vidually to control his own fate, then he cannot bring in reason again as a
means of choosing among traditions, of deciding which changes are provi-
dential and which are evil forces. He cannot provide any rational guide inour choice of which leaders grasp Providence and act it out and which arereformers and levelers. In the end, the conservative is left with one single
principle: the principle of gratefully accepting the leadership of some set
of men whom he considers a received and sanctified elite. If such men were
for all to recognize, the conservative could at least be socially clear.But as it is, there is no guide-line within this view to help us decide whichcontenders for the natural distinction are genuine and which are not.
Conservatism, as Karl Mannheim makes clear, translates the
unreflecting reactions of traditionalism into the sphere of conscious reflec-tion. Conservatism is traditionalism become self-conscious and elaborated
and forensic. A noble aristocracy, a peasantry, a petty-bourgeoisie with

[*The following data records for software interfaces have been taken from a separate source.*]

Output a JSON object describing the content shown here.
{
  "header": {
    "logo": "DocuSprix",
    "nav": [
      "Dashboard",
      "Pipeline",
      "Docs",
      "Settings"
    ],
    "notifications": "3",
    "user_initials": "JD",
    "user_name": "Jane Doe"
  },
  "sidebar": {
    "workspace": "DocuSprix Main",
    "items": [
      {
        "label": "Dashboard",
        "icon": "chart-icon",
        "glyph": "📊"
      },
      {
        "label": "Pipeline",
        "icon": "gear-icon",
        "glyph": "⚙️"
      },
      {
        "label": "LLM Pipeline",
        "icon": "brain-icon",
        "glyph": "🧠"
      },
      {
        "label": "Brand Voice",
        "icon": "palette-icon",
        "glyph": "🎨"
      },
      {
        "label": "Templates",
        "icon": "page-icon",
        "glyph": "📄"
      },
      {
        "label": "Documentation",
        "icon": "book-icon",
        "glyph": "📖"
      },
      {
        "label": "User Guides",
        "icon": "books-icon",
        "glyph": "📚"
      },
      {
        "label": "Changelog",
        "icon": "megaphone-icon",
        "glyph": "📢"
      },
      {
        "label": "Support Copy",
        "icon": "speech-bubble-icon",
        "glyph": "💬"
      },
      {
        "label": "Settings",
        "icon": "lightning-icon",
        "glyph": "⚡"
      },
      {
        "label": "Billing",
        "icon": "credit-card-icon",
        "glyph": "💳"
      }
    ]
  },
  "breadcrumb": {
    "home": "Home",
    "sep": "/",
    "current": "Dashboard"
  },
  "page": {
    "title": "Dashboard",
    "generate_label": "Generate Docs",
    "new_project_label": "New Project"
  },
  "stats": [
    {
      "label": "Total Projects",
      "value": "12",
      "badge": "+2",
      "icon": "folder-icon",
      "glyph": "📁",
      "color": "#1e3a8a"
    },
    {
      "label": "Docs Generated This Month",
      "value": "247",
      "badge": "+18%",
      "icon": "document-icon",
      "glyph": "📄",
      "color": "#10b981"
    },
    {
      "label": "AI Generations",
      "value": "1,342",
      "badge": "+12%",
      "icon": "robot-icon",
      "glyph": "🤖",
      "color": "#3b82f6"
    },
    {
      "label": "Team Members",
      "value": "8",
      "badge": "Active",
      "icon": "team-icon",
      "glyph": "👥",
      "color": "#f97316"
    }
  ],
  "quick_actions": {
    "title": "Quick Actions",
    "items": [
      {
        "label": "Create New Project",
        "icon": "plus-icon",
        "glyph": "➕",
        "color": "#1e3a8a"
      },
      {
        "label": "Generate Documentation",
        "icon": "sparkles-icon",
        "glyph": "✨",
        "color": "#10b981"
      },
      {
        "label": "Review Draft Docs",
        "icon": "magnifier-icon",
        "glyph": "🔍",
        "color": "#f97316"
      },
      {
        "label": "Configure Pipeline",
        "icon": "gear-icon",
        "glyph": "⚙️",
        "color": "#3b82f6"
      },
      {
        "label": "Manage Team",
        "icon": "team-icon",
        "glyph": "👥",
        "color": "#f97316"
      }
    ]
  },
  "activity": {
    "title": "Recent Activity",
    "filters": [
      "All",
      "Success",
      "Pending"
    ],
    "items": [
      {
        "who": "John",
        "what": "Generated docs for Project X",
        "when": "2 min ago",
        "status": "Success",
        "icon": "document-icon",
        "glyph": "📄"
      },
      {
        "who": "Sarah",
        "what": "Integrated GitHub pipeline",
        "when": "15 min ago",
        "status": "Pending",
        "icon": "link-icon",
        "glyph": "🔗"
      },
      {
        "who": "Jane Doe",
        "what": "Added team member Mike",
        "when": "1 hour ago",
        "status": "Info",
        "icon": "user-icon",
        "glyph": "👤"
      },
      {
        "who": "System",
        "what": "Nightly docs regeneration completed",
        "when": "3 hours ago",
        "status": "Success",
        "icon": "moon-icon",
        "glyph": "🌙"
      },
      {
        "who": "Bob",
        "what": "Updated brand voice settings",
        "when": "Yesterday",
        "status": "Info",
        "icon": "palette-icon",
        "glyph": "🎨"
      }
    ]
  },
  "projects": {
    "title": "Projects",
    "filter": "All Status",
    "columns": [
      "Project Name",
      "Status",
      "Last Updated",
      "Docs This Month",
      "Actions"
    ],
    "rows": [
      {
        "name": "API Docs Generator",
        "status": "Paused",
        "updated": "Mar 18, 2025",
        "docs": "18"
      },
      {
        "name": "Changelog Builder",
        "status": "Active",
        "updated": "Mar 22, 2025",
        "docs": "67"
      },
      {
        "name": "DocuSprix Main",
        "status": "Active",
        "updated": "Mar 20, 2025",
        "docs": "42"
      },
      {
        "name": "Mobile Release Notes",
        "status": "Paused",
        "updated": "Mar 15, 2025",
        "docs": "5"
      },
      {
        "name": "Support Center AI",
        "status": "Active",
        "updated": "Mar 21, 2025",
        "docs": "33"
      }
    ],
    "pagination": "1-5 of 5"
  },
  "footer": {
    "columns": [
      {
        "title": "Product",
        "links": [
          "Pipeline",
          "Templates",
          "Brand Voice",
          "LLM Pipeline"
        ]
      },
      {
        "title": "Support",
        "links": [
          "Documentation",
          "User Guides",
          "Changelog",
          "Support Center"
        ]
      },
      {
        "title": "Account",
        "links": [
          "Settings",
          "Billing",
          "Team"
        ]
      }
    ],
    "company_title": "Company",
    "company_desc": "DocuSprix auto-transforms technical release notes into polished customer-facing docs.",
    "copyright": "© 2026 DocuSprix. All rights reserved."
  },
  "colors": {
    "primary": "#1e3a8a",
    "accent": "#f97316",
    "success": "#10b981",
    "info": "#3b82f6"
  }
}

guild inheritance—that is what has been needed for a conservative ideology
and that is what Prussia in the early nineteenth century had. It was to the
spell of tradition among these surviving elements of a pre-industrial society
that conservatism could appeal. The Prussian upper classes lacked the
elasticity of the English, and their country lacked an important middle class.
Accordingly, they could avoid the English gradualism and the blurring of
clear-cut ideologies in parliamentary compromises. In addition, caught
between military neighbors, their military set could become a key elementin Prussian society. Burke was the stimulus, but it was the German elabora-
tion of his response to the French Revolution that resulted in a fully de-
veloped conservatism, sharply polarized against liberalism.*
If England already softened conservative thought with liberal elements,
in America, liberalism—and the middle classes that bore it as a deep-seated
style of thought—has been so paramount as to preclude any flowering of
genuinely conservative ideology.
Here, from their beginnings the middle classes have been predominant
—in class and in status and in power."" There is one consequence of this
simple fact that goes far to explain why there can be no genuinely conserva-
tive ideology in the United States:
There is simply no stratum or group in the population that is of any
political consequence to whose traditions conservatism could appeal. All
• Cf. Mannheim, "Conservative Thought,"
Sociology and Social
and Trans. by Paul Kechskemiti. New York: Oxford, 1953).** For an elaboration of the factors in the triumph of liberalism in the U. S.,see Gerth and Mills,
Character and Social Structure
(New York: Harcourt Brace,
1953, pp. 464-472).